--- Task brief ---
Among the entries below, find the lines with "this" and copy them.

--- Task material ---

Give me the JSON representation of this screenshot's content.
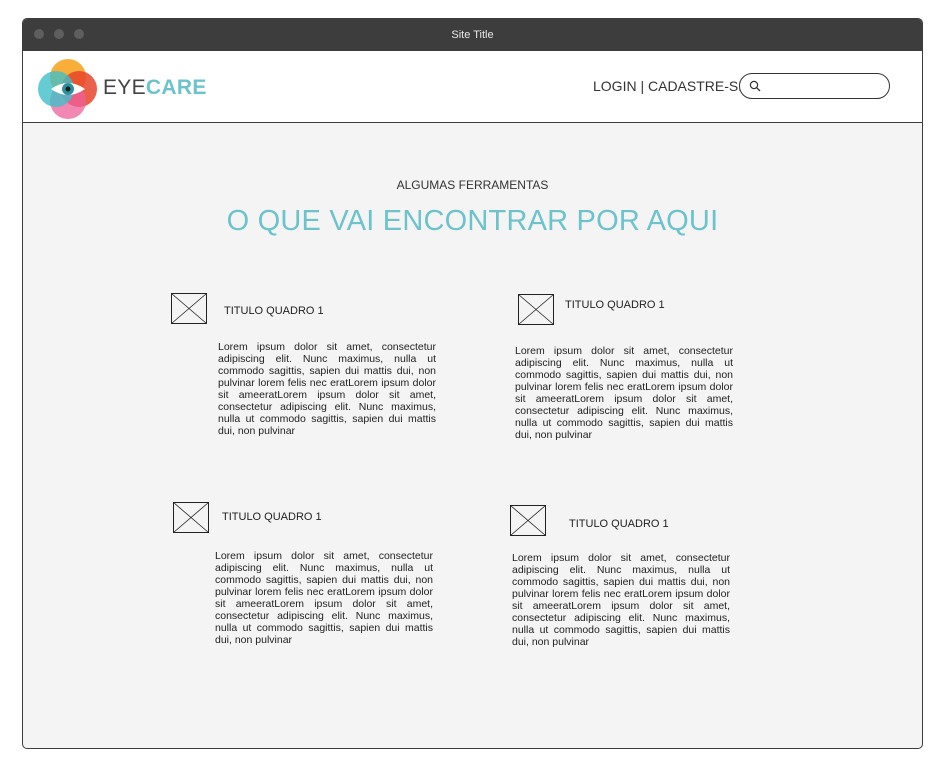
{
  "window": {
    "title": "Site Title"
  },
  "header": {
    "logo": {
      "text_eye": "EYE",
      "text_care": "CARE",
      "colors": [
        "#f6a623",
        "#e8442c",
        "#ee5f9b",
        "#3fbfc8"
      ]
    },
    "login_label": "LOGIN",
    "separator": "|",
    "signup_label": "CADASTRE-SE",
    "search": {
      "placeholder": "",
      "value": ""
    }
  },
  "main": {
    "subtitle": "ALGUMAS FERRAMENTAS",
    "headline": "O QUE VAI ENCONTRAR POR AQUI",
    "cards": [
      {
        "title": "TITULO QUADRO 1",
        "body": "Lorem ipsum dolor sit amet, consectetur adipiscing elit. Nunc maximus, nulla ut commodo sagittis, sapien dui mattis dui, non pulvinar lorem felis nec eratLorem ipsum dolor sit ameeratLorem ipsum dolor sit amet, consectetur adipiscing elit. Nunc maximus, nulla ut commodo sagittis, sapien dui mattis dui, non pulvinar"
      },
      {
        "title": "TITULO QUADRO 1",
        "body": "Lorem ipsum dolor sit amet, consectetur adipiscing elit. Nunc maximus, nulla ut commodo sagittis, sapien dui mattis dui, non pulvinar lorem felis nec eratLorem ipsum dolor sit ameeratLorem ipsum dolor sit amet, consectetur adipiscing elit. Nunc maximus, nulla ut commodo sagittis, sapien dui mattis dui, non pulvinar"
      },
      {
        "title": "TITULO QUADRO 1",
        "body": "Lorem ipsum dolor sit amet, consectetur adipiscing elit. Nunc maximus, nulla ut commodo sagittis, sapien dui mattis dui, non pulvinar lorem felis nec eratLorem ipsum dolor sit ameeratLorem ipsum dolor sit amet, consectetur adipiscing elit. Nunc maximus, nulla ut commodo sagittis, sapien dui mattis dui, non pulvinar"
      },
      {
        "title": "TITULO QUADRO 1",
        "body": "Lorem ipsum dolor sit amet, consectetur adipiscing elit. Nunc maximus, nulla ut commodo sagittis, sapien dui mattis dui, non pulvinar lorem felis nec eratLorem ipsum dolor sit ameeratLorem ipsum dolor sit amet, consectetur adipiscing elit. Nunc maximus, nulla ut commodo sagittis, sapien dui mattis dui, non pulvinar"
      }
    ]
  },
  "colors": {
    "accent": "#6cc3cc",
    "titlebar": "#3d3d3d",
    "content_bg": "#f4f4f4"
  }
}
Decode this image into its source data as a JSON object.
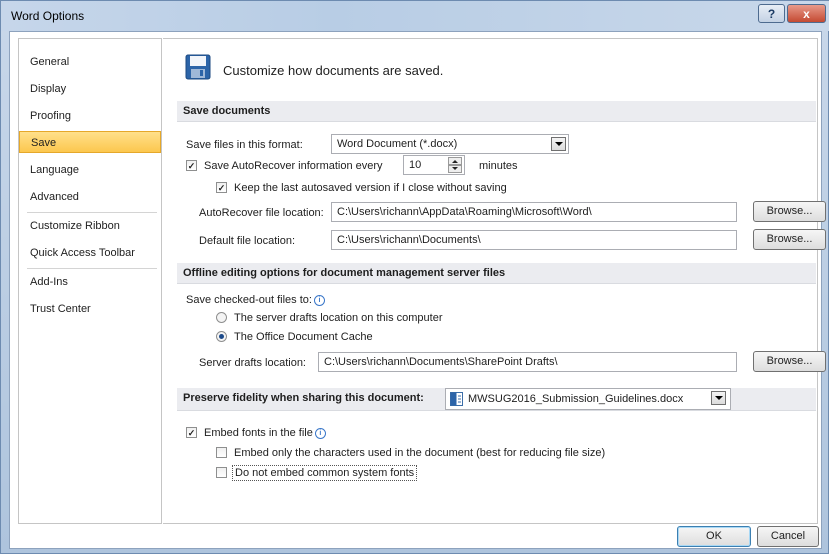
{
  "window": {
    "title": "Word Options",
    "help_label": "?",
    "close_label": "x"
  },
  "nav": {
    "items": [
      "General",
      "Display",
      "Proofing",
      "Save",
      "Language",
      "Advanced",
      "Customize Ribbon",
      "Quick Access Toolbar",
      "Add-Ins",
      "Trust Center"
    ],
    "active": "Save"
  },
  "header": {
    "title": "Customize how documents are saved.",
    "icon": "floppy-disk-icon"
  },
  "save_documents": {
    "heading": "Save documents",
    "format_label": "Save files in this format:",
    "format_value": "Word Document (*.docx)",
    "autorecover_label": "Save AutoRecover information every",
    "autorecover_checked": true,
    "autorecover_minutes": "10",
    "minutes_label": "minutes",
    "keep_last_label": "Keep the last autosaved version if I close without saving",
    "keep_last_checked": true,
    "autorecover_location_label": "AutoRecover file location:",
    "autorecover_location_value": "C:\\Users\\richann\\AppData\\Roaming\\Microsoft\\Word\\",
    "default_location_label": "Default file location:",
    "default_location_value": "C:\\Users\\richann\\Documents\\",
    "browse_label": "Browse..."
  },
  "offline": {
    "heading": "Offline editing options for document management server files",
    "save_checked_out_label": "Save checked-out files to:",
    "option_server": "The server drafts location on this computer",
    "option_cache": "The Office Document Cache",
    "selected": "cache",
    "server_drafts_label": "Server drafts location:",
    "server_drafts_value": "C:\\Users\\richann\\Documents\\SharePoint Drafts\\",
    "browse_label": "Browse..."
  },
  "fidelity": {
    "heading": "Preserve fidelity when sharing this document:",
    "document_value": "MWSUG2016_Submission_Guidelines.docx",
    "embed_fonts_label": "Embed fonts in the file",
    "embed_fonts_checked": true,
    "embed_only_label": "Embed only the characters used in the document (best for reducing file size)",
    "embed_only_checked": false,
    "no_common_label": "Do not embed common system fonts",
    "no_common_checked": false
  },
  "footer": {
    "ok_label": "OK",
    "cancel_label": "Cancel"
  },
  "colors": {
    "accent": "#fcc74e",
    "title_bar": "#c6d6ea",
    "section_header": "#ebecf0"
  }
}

--- Written answer ---
Give me the JSON representation of this screenshot's content.
Decode this image into its source data as a JSON object.
    "format_label": "Save files in this format:",
    "option_server": "The server drafts location on this computer",
    "heading": "Preserve fidelity when sharing this document:",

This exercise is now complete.